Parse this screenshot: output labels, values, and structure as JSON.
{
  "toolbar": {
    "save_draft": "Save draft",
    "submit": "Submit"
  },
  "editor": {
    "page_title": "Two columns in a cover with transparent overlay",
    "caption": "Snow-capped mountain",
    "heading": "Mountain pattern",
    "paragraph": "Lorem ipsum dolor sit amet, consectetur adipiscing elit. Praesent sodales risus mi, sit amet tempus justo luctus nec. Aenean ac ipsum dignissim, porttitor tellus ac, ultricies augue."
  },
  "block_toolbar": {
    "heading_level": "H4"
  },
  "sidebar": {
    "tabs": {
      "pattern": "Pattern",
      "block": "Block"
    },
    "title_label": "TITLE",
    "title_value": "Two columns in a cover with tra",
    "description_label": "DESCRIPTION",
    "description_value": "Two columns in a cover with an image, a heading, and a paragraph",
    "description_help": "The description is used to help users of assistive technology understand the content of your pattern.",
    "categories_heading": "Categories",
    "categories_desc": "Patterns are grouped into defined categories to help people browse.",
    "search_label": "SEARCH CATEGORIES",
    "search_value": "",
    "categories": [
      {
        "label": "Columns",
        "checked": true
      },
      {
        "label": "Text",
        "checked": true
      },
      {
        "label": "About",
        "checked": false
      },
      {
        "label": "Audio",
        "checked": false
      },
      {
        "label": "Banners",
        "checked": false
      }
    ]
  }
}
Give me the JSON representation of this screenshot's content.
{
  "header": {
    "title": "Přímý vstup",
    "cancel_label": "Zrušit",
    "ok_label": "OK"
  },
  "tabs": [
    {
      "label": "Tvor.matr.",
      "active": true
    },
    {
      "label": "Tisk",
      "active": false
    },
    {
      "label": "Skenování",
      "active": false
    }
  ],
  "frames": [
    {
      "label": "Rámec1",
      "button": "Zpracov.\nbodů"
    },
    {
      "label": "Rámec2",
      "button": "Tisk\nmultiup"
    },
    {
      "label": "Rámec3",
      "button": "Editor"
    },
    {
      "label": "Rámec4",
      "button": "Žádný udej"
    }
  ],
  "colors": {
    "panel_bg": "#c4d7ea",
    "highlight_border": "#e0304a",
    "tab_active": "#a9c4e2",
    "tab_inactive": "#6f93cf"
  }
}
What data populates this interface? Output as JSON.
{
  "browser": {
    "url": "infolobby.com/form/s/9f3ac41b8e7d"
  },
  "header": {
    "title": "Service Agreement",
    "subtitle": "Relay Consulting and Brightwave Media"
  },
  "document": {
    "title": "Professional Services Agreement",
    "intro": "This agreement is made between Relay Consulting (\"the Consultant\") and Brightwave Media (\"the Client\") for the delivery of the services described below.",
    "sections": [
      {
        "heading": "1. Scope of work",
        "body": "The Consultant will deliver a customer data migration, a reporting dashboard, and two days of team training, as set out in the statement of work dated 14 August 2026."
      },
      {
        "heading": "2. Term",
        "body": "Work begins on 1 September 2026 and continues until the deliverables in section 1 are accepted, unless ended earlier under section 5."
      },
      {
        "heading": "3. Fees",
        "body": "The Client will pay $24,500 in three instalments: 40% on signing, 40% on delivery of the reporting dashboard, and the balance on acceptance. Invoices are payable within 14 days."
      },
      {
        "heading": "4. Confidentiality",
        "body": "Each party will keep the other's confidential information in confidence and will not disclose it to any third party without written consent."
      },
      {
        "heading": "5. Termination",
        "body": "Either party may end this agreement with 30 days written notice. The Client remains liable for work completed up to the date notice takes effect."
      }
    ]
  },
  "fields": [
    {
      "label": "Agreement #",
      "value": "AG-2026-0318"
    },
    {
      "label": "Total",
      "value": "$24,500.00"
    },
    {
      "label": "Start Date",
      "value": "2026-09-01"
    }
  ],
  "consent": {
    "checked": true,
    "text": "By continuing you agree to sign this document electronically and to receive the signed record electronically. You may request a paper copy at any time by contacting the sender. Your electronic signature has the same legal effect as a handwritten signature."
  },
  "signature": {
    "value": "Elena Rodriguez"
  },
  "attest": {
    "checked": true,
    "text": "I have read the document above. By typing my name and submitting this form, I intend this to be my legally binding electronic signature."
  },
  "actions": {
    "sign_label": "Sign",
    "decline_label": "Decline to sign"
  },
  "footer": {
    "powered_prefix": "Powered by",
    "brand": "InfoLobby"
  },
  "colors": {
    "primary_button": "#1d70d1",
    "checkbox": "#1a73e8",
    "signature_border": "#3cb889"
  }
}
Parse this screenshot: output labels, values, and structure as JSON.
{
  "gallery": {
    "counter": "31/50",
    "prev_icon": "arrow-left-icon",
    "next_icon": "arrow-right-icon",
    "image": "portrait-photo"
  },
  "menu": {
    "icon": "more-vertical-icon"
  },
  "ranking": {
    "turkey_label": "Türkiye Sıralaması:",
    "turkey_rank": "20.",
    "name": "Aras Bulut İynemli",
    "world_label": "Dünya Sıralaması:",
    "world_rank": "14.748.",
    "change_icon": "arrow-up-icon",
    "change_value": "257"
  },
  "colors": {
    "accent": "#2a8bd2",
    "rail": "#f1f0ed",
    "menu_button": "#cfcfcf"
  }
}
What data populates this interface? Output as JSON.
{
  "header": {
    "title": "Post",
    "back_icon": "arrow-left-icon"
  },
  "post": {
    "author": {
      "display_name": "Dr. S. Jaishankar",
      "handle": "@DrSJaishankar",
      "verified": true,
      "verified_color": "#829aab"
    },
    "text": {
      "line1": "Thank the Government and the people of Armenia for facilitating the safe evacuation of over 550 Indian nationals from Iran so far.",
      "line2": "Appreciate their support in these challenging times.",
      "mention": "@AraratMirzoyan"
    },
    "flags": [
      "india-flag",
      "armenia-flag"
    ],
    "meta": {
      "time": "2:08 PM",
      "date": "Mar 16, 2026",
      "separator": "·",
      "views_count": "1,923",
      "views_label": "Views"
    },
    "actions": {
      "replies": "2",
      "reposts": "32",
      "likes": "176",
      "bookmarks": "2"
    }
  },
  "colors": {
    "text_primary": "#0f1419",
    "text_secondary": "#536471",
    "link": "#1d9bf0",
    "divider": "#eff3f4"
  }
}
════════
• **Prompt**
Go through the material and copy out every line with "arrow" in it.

• **Task response**
    "prev_icon": "arrow-left-icon",
    "next_icon": "arrow-right-icon",
    "change_icon": "arrow-up-icon",
    "back_icon": "arrow-left-icon"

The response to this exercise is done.